§ WHAT NEEDS TO BE DONE: An answer that reproduces all the entries exactly is what is needed.

[Data records]
★ ★ ★ ★ ★ ★ ★
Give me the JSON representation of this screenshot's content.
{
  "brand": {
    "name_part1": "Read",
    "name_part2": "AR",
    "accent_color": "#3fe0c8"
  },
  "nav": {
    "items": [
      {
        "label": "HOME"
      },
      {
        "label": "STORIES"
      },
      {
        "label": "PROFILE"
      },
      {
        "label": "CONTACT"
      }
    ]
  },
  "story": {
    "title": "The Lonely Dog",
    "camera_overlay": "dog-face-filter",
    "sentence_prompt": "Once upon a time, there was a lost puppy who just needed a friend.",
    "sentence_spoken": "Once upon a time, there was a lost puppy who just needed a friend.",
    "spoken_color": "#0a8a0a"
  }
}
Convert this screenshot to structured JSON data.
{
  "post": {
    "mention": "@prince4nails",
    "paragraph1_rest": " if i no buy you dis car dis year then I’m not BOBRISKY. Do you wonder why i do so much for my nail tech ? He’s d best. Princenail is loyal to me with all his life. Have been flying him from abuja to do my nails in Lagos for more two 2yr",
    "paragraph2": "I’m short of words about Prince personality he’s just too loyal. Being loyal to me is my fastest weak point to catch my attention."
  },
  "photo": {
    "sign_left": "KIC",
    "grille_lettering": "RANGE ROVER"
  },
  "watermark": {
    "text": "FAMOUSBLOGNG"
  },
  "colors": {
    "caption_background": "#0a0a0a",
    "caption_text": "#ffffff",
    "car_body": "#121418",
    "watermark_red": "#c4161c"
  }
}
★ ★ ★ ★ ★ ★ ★
§ OUTPUT OF THE EXERCISE:
Give me the JSON representation of this screenshot's content.
{
  "brand": {
    "name_part1": "Read",
    "name_part2": "AR",
    "accent_color": "#3fe0c8"
  },
  "nav": {
    "items": [
      {
        "label": "HOME"
      },
      {
        "label": "STORIES"
      },
      {
        "label": "PROFILE"
      },
      {
        "label": "CONTACT"
      }
    ]
  },
  "story": {
    "title": "The Lonely Dog",
    "camera_overlay": "dog-face-filter",
    "sentence_prompt": "Once upon a time, there was a lost puppy who just needed a friend.",
    "sentence_spoken": "Once upon a time, there was a lost puppy who just needed a friend.",
    "spoken_color": "#0a8a0a"
  }
}
Convert this screenshot to structured JSON data.
{
  "post": {
    "mention": "@prince4nails",
    "paragraph1_rest": " if i no buy you dis car dis year then I’m not BOBRISKY. Do you wonder why i do so much for my nail tech ? He’s d best. Princenail is loyal to me with all his life. Have been flying him from abuja to do my nails in Lagos for more two 2yr",
    "paragraph2": "I’m short of words about Prince personality he’s just too loyal. Being loyal to me is my fastest weak point to catch my attention."
  },
  "photo": {
    "sign_left": "KIC",
    "grille_lettering": "RANGE ROVER"
  },
  "watermark": {
    "text": "FAMOUSBLOGNG"
  },
  "colors": {
    "caption_background": "#0a0a0a",
    "caption_text": "#ffffff",
    "car_body": "#121418",
    "watermark_red": "#c4161c"
  }
}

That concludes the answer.